Cuomo’s office did not immediately respond to a request for comment. 

Rep. Kathleen Rice (D-N.Y.) became the first Democratic member of Congress to call for Cuomo’s resignation on Monday night, linking on Twitter to Ruch’s account. (Some Democratic state legislators from New York and Republican members of Congress have also called for Cuomo’s resignation.)

Unlike the two other women who have come forward with accusations of sexual harassment against Cuomo, Ruch was not his employee (she previously worked for the Obama administration and the 2020 Biden campaign). But her story is part of an emerging pattern of accounts of Cuomo making nonconsensual advances on younger women.   

Last week, Charlotte Bennett, a 25-year-old former aide to Cuomo, told the Times that Cuomo, who is 63, asked her inappropriate questions about her sex life, including whether she “had ever been with an older man.” And former staffer Lindsey Boylan wrote in a Medium post that Cuomo had kissed her without her consent while she was working for him in 2018 and that he had asked her to play strip poker in 2017. 

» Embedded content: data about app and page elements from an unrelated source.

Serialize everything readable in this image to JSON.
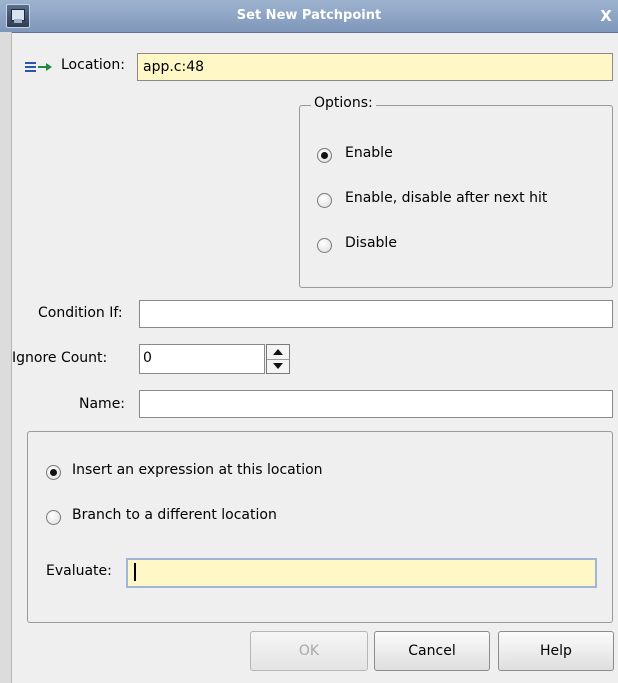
{
  "window": {
    "title": "Set New Patchpoint",
    "close_glyph": "X"
  },
  "location": {
    "label": "Location:",
    "value": "app.c:48",
    "icon": "arrow-location-icon"
  },
  "options": {
    "legend": "Options:",
    "items": [
      {
        "label": "Enable",
        "checked": true
      },
      {
        "label": "Enable, disable after next hit",
        "checked": false
      },
      {
        "label": "Disable",
        "checked": false
      }
    ]
  },
  "condition": {
    "label": "Condition If:",
    "value": ""
  },
  "ignore_count": {
    "label": "Ignore Count:",
    "value": "0"
  },
  "name": {
    "label": "Name:",
    "value": ""
  },
  "action": {
    "items": [
      {
        "label": "Insert an expression at this location",
        "checked": true
      },
      {
        "label": "Branch to a different location",
        "checked": false
      }
    ],
    "evaluate_label": "Evaluate:",
    "evaluate_value": ""
  },
  "buttons": {
    "ok": "OK",
    "cancel": "Cancel",
    "help": "Help"
  },
  "colors": {
    "highlight_field": "#fff8c6",
    "titlebar": "#8ea6c6"
  }
}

Cuomo denied Boylan’s allegations and said Saturday that he meant to be a mentor for Bennett. In a statement Sunday, Cuomo acknowledged that “some of the things I have said have been misinterpreted as an unwanted flirtation. To the extent anyone felt that way, I am truly sorry about that.” 

Amid growing outrage and several high-profile people calling for an independent investigation — including New York Sens. Chuck Schumer (D) and Kirsten Gillibrand (D), Rep. Alexandria Ocasio-Cortez and White House press secretary Jen Psaki — Cuomo said Sunday that he would cooperate with an investigation by New York State Attorney General Letitia James. 

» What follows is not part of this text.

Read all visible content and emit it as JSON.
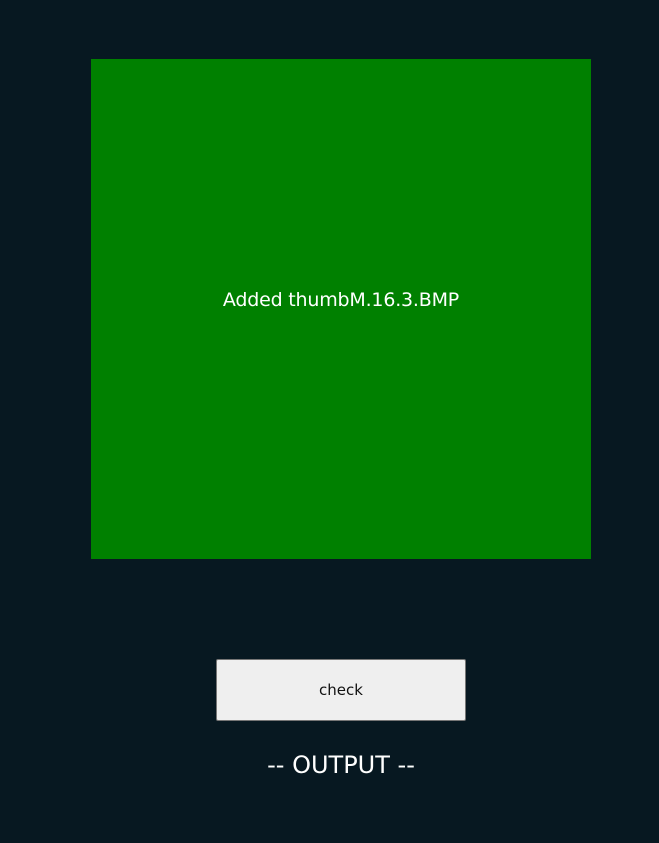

Former aide Bennett noted in an interview Monday with the Times that “it took the governor 24 hours and significant backlash to allow for a truly independent investigation.”

“As we know, abusers — particularly those with tremendous amounts of power — are often repeat offenders who engage in manipulative tactics to diminish allegations, blame victims, deny wrongdoing and escape consequences,” Bennett said. “These are not the actions of someone who simply feels misunderstood; they are the actions of an individual who wields his power to avoid justice.”




Trump Will Run Again In Part To Fleece The ‘Rubes,’ Predicts Anthony Scaramucci

Anthony Scaramucci

“This is the most money he’s ever made,” notes Trump’s former pal and current critic.

Donald Trump’s extremely short-term communications director and former friend Anthony Scaramucci speculated Saturday that Trump will run for president again in part to fleece the “rubes.”

“I think he’s going to run in 2024 because this is the most money that he’s ever made,” Scaramucci told Alex Witt on MSNBC.

“Just imagine making $300 million off of these rubes that he’s conning after the election with his big lie” that the vote was rigged, Scaramucci added. “So he’ll run again in 2024.”

Trump pulled in at least $255 million in political donations ostensibly to battle the results of the presidential vote in the eight weeks following the 2020 election, according to the latest federal filings.

Will Trump “go to the finish line? Maybe not,” Scaramucci said. “There are 10 or 12 Republicans that see themselves as a future president. They’re going to try to find ways to undermine him. ... So I don’t know if he gets to the finish line. But why would he not run and raise money off the rubes that he’s raising money from [now]?”

National Weather

Click on map for forecast

The Opinion Poll

Democrats - 58.2%
Republicans - 41.8%